Using Jekyll on Windows

Install on Windows 7

Jekyll does not officially support Windows, however it is cross platform (they just don’t officially write windows documentation or check for bugs). There is a Jekyll on Windows page, but it is out of date. Not everything mentioned is required any more.

For more complete install info, and other platforms see go-go gh-pages.

Here are the steps I took to get it running on Windows 7 or 10:

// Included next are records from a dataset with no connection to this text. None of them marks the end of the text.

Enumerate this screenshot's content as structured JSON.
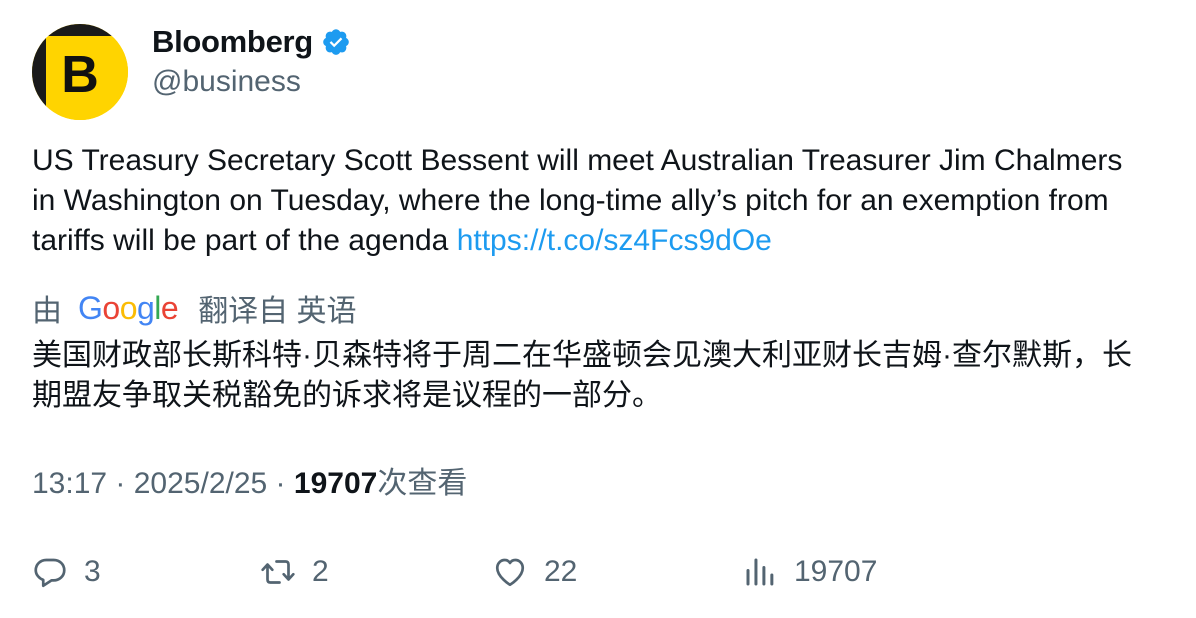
{
  "author": {
    "name": "Bloomberg",
    "handle": "@business",
    "avatar_letter": "B",
    "verified": true
  },
  "tweet": {
    "text": "US Treasury Secretary Scott Bessent will meet Australian Treasurer Jim Chalmers in Washington on Tuesday, where the long-time ally’s pitch for an exemption from tariffs will be part of the agenda ",
    "link": "https://t.co/sz4Fcs9dOe"
  },
  "translation": {
    "prefix": "由",
    "provider": "Google",
    "suffix": "翻译自 英语",
    "text": "美国财政部长斯科特·贝森特将于周二在华盛顿会见澳大利亚财长吉姆·查尔默斯，长期盟友争取关税豁免的诉求将是议程的一部分。"
  },
  "meta": {
    "time": "13:17",
    "separator": " · ",
    "date": "2025/2/25",
    "views_count": "19707",
    "views_label": "次查看"
  },
  "actions": {
    "replies": "3",
    "retweets": "2",
    "likes": "22",
    "views": "19707"
  },
  "colors": {
    "text_primary": "#0f1419",
    "text_secondary": "#536471",
    "link": "#1d9bf0",
    "verified": "#1d9bf0",
    "avatar_bg": "#ffd400"
  },
  "icons": {
    "reply": "reply-icon",
    "retweet": "retweet-icon",
    "like": "heart-icon",
    "views": "analytics-icon",
    "verified": "verified-badge-icon"
  }
}
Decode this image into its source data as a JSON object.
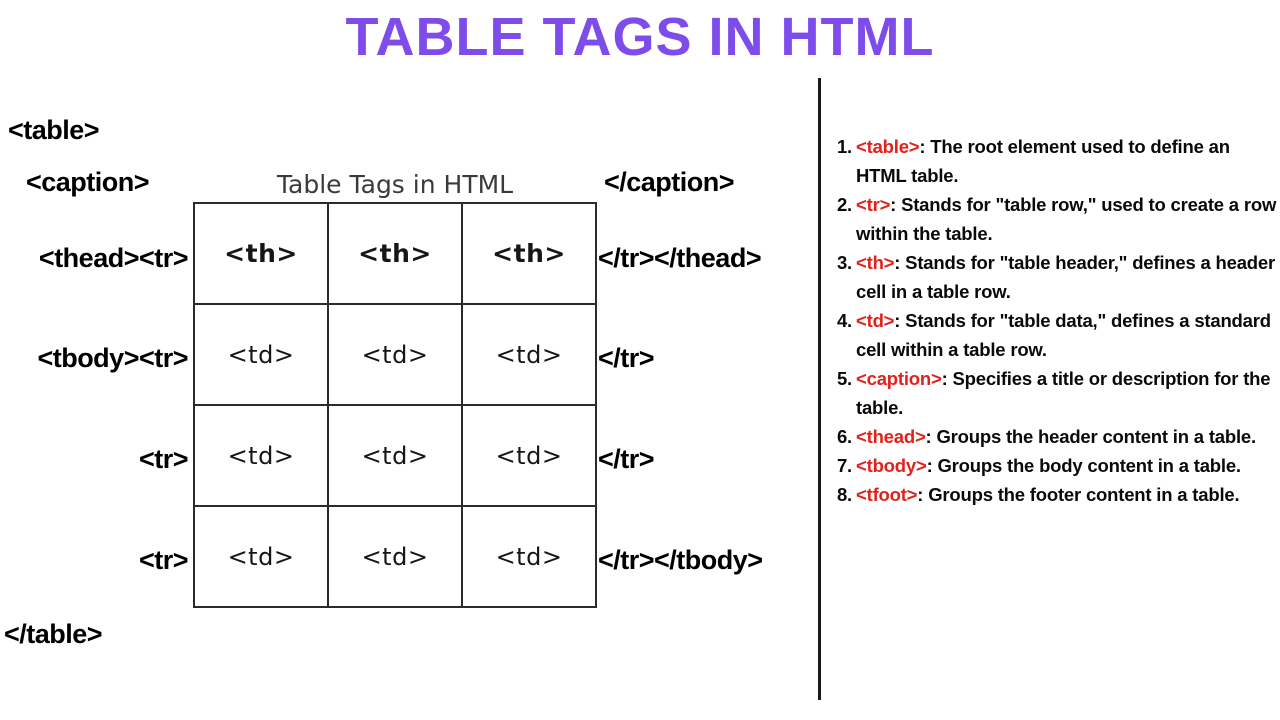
{
  "page": {
    "title": "TABLE TAGS IN HTML",
    "title_color": "#7f4cec",
    "accent_red": "#e2211a",
    "text_color": "#0a0a0a",
    "background": "#ffffff"
  },
  "diagram": {
    "left_labels": {
      "table_open": "<table>",
      "caption_open": "<caption>",
      "thead_tr_open": "<thead><tr>",
      "tbody_tr_open": "<tbody><tr>",
      "tr_open_2": "<tr>",
      "tr_open_3": "<tr>",
      "table_close": "</table>"
    },
    "right_labels": {
      "caption_close": "</caption>",
      "tr_thead_close": "</tr></thead>",
      "tr_close_1": "</tr>",
      "tr_close_2": "</tr>",
      "tr_tbody_close": "</tr></tbody>"
    },
    "table": {
      "caption": "Table Tags in HTML",
      "header_row": [
        "<th>",
        "<th>",
        "<th>"
      ],
      "body_rows": [
        [
          "<td>",
          "<td>",
          "<td>"
        ],
        [
          "<td>",
          "<td>",
          "<td>"
        ],
        [
          "<td>",
          "<td>",
          "<td>"
        ]
      ]
    }
  },
  "explanations": {
    "items": [
      {
        "number": "1.",
        "tag": "<table>",
        "desc": ": The root element used to define an HTML table."
      },
      {
        "number": "2.",
        "tag": "<tr>",
        "desc": ": Stands for \"table row,\" used to create a row within the table."
      },
      {
        "number": "3.",
        "tag": "<th>",
        "desc": ": Stands for \"table header,\" defines a header cell in a table row."
      },
      {
        "number": "4.",
        "tag": "<td>",
        "desc": ": Stands for \"table data,\" defines a standard cell within a table row."
      },
      {
        "number": "5.",
        "tag": "<caption>",
        "desc": ": Specifies a title or description for the table."
      },
      {
        "number": "6.",
        "tag": "<thead>",
        "desc": ": Groups the header content in a table."
      },
      {
        "number": "7.",
        "tag": "<tbody>",
        "desc": ": Groups the body content in a table."
      },
      {
        "number": "8.",
        "tag": "<tfoot>",
        "desc": ": Groups the footer content in a table."
      }
    ]
  }
}
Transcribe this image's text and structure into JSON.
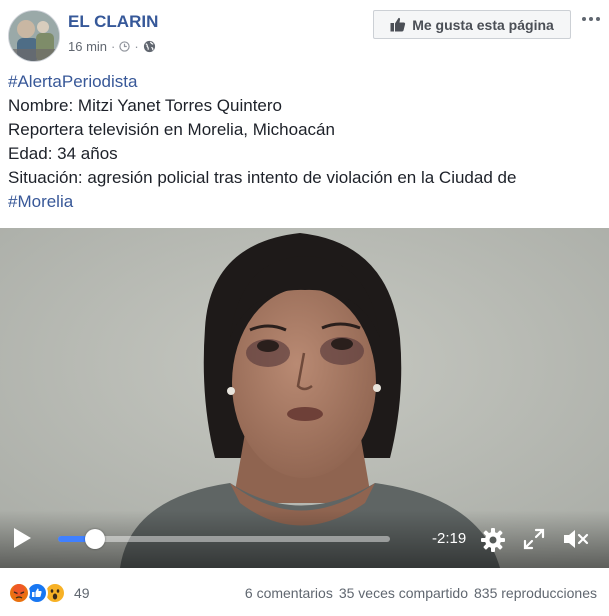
{
  "post": {
    "page_name": "EL CLARIN",
    "timestamp": "16 min",
    "like_page_label": "Me gusta esta página",
    "text": {
      "hashtag1": "#AlertaPeriodista",
      "line1": "Nombre: Mitzi Yanet Torres Quintero",
      "line2": "Reportera televisión en Morelia, Michoacán",
      "line3": "Edad: 34 años",
      "line4": "Situación: agresión policial tras intento de violación en la Ciudad de",
      "hashtag2": "#Morelia"
    }
  },
  "video": {
    "time_remaining": "-2:19",
    "progress": 0.11
  },
  "footer": {
    "reaction_count": "49",
    "reactions": [
      "angry-icon",
      "like-icon",
      "wow-icon"
    ],
    "comments": "6 comentarios",
    "shares": "35 veces compartido",
    "views": "835 reproducciones"
  },
  "colors": {
    "link": "#365899",
    "progress_fill": "#4080ff",
    "meta_text": "#606770"
  }
}
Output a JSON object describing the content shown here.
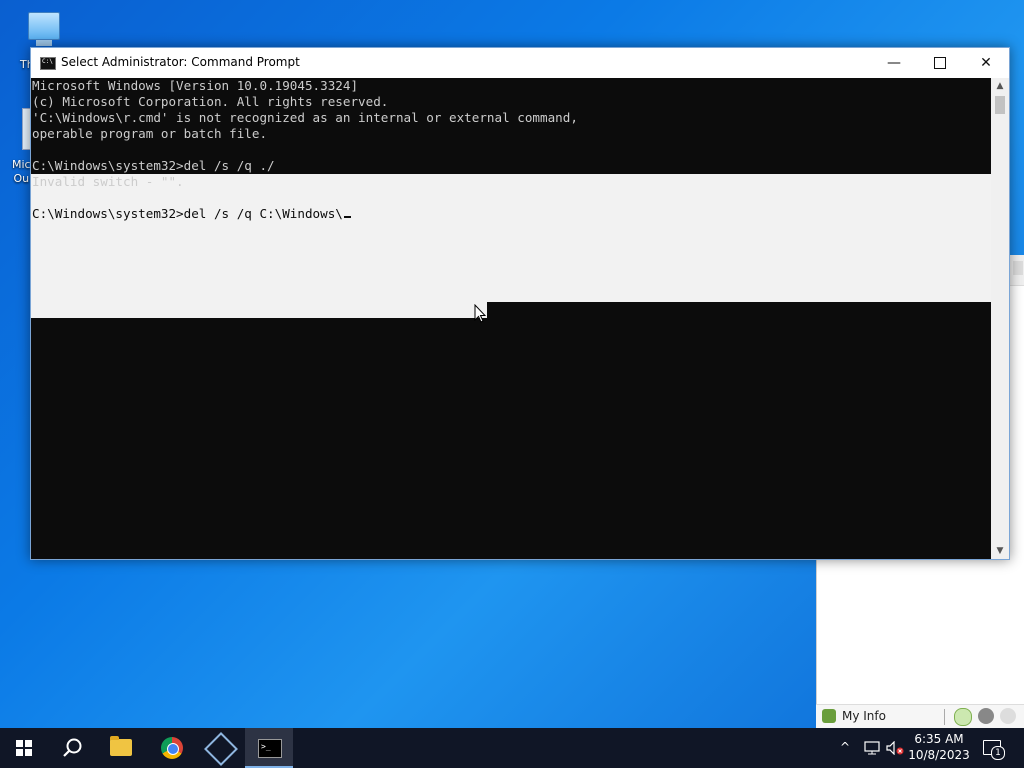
{
  "desktop": {
    "icons": [
      {
        "label": "Th"
      },
      {
        "label": "Mic\nOu"
      }
    ]
  },
  "side_panel": {
    "footer_label": "My Info"
  },
  "window": {
    "title": "Select Administrator: Command Prompt",
    "minimize": "—",
    "close": "✕"
  },
  "console": {
    "lines": [
      "Microsoft Windows [Version 10.0.19045.3324]",
      "(c) Microsoft Corporation. All rights reserved.",
      "'C:\\Windows\\r.cmd' is not recognized as an internal or external command,",
      "operable program or batch file.",
      "",
      "C:\\Windows\\system32>del /s /q ./",
      "Invalid switch - \"\".",
      "",
      "C:\\Windows\\system32>del /s /q C:\\Windows\\"
    ]
  },
  "scrollbar": {
    "up_arrow": "▲",
    "down_arrow": "▼"
  },
  "taskbar": {
    "apps": [
      "start-icon",
      "search-icon",
      "file-explorer-icon",
      "chrome-icon",
      "virtualbox-icon",
      "command-prompt-icon"
    ]
  },
  "tray": {
    "up_arrow": "^",
    "time": "6:35 AM",
    "date": "10/8/2023",
    "notifications_count": "1"
  }
}
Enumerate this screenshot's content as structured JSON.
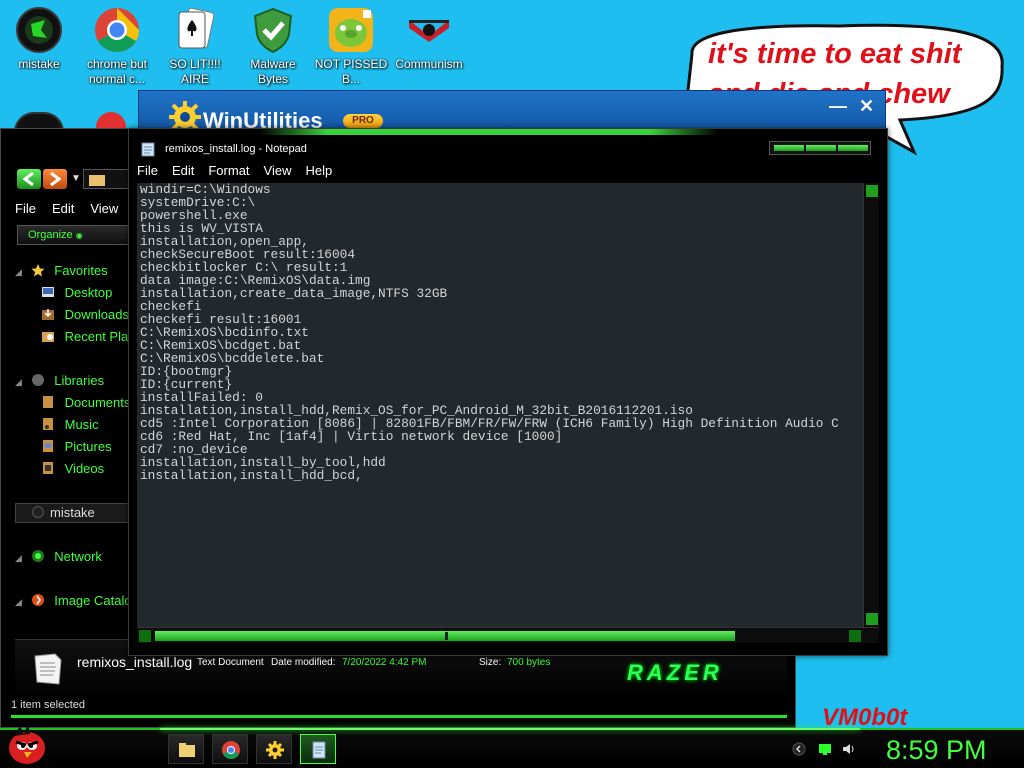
{
  "desktop": {
    "icons": [
      {
        "label": "mistake",
        "icon": "razer-ball-icon"
      },
      {
        "label": "chrome but normal c...",
        "icon": "chrome-icon"
      },
      {
        "label": "SO LIT!!!! AIRE",
        "icon": "solitaire-icon"
      },
      {
        "label": "Malware Bytes",
        "icon": "shield-check-icon"
      },
      {
        "label": "NOT PISSED B...",
        "icon": "angry-pig-icon"
      },
      {
        "label": "Communism",
        "icon": "communism-icon"
      }
    ],
    "bubble_text": "it's time to eat shit and die and chew",
    "watermark": "VM0b0t"
  },
  "winutilities": {
    "title": "WinUtilities",
    "badge": "PRO",
    "minimize": "—",
    "close": "✕"
  },
  "explorer": {
    "menu": [
      "File",
      "Edit",
      "View"
    ],
    "organize": "Organize",
    "sidebar": {
      "favorites": "Favorites",
      "desktop": "Desktop",
      "downloads": "Downloads",
      "recent": "Recent Pla",
      "libraries": "Libraries",
      "documents": "Documents",
      "music": "Music",
      "pictures": "Pictures",
      "videos": "Videos",
      "mistake": "mistake",
      "network": "Network",
      "image_catalog": "Image Catalo"
    },
    "details": {
      "filename": "remixos_install.log",
      "type": "Text Document",
      "date_label": "Date modified:",
      "date_value": "7/20/2022 4:42 PM",
      "size_label": "Size:",
      "size_value": "700 bytes",
      "brand": "RAZER"
    },
    "status": "1 item selected"
  },
  "notepad": {
    "title": "remixos_install.log - Notepad",
    "menu": [
      "File",
      "Edit",
      "Format",
      "View",
      "Help"
    ],
    "lines": [
      "windir=C:\\Windows",
      "systemDrive:C:\\",
      "powershell.exe",
      "this is WV_VISTA",
      "installation,open_app,",
      "checkSecureBoot result:16004",
      "checkbitlocker C:\\ result:1",
      "data image:C:\\RemixOS\\data.img",
      "installation,create_data_image,NTFS 32GB",
      "checkefi",
      "checkefi result:16001",
      "C:\\RemixOS\\bcdinfo.txt",
      "C:\\RemixOS\\bcdget.bat",
      "C:\\RemixOS\\bcddelete.bat",
      "ID:{bootmgr}",
      "ID:{current}",
      "installFailed: 0",
      "installation,install_hdd,Remix_OS_for_PC_Android_M_32bit_B2016112201.iso",
      "cd5 :Intel Corporation [8086] | 82801FB/FBM/FR/FW/FRW (ICH6 Family) High Definition Audio C",
      "cd6 :Red Hat, Inc [1af4] | Virtio network device [1000]",
      "cd7 :no_device",
      "installation,install_by_tool,hdd",
      "installation,install_hdd_bcd,"
    ]
  },
  "taskbar": {
    "clock": "8:59 PM",
    "items": [
      "file-explorer-icon",
      "chrome-icon",
      "gear-icon",
      "notepad-icon"
    ],
    "accent": "#3fff3f"
  }
}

  1. Get Ruby installed:
    • Download the suggested stable version of RubyInstaller (Ruby 2.4.X (x64)+).
    • Run RubyInstaller, all the defaults should be fine. On the final step, ensure the box to start the MSYS2 DevKit is checked.
    • The installer will open a terminal window with options to install MSYS2 DevKit components. Choose option 3, “MSYS2 and MINGW development toolchain”, or simply press ENTER to install all the necessary dependencies. (This installer can be restarted by typing ridk install into a command prompt)
  2. Install Jekyll:
    • Open a command prompt, then type gem install jekyll bundler (gem is Ruby’s installer, similar to Python’s pip)
    • Done!
  3. Use Jekyll:
    • To create a new demo project, open a command prompt, type jekyll new testsite. Jekyll will create a new directory with the given name that includes all the files necessary for a basic project. Once you understand the basics, this step is unnecessary.
    • Move to the new directory, type cd testsite
    • To start working with it, type jekyll serve. (note: for larger sites you will want to activate incremental build, use the short command jekyll s -i)
    • Open web browser and visit http://localhost:4000
    • To stop the server, type Ctrl+C in the command prompt.
    • While jekyll serve is active, Jekyll watches the project directory and builds a static html site in the directory _site which it serves locally.
    • Jekyll watches for any changes you made to the project files and rebuilds the _site as necessary.
    • Don’t make changes to the _site directory. It is generated by Jekyll from all the other files.
    • Jekyll bundles together a bunch of other helpful development tools, such as SASS for CSS and Liquid for templating pages.
    • When you are done developing, the contents of the _site directory will be copied to your host location (for example testweb or github).
    • Use a good text editor, since files should be UTF-8, and there can be issues with line endings. I use Visual Studio Code which is handy for navigating the directory structure.

A tour of the project directory

  • testsite (the top level contains pages that will become top level pages. Edit the overall site settings in _config.yml. Changes to _config.yml are not automatically refreshed during jekyll serve, you have to stop the server and restart.)
    • _includes These are modular chunks of your pages which can be called into a page layout by Liquid. For example {% include head.html %}{% end raw %} in a page layout would add the include head.html from the _includes directory.
    • _layouts These are basic templates for complete web pages. They are constructed out of includes. The layouts are called by files that have content to add the template structure.
    • _posts This directory contains blog posts. We are more likely to use a _collections directory for similar automated treatment of standardized content pages.
    • _sass This contains the modular .scss files that will be pulled into your main css for the site. All normal CSS is valid SCSS, but Sass adds many helpful functions and programatic features which are compiled into regular CSS automatically.
    • _site This is the built out version of your new static site.
    • css Contains the base SCSS file that will be compiled into a single CSS file for the site. You can set all your Sass varibles in one place (if you are using them) and call in your scss partials from _sass by using @import "base";
    • You can add other directories as needed for site assets such as images. They will be copied directly to the _site directory.

Example Themes with demos

On gh-pages

Contrary to popular belief, GitHub Pages does allow/support a few plugins. Here is the list: https://pages.github.com/versions/

Add them to your _config.yml, under gems:, not in the the gemfile (since gh-pages ignores that). They can be installed as a bundle using the github-pages gem. Of interest are:

  • jekyll-seo-tag (GitHub info, usage, basically add {% raw %}{% seo %} to the <head> of your pages, and make sure you have all the metadata in your _config.yml).
  • jekyll-sitemap (GitHub info, repo).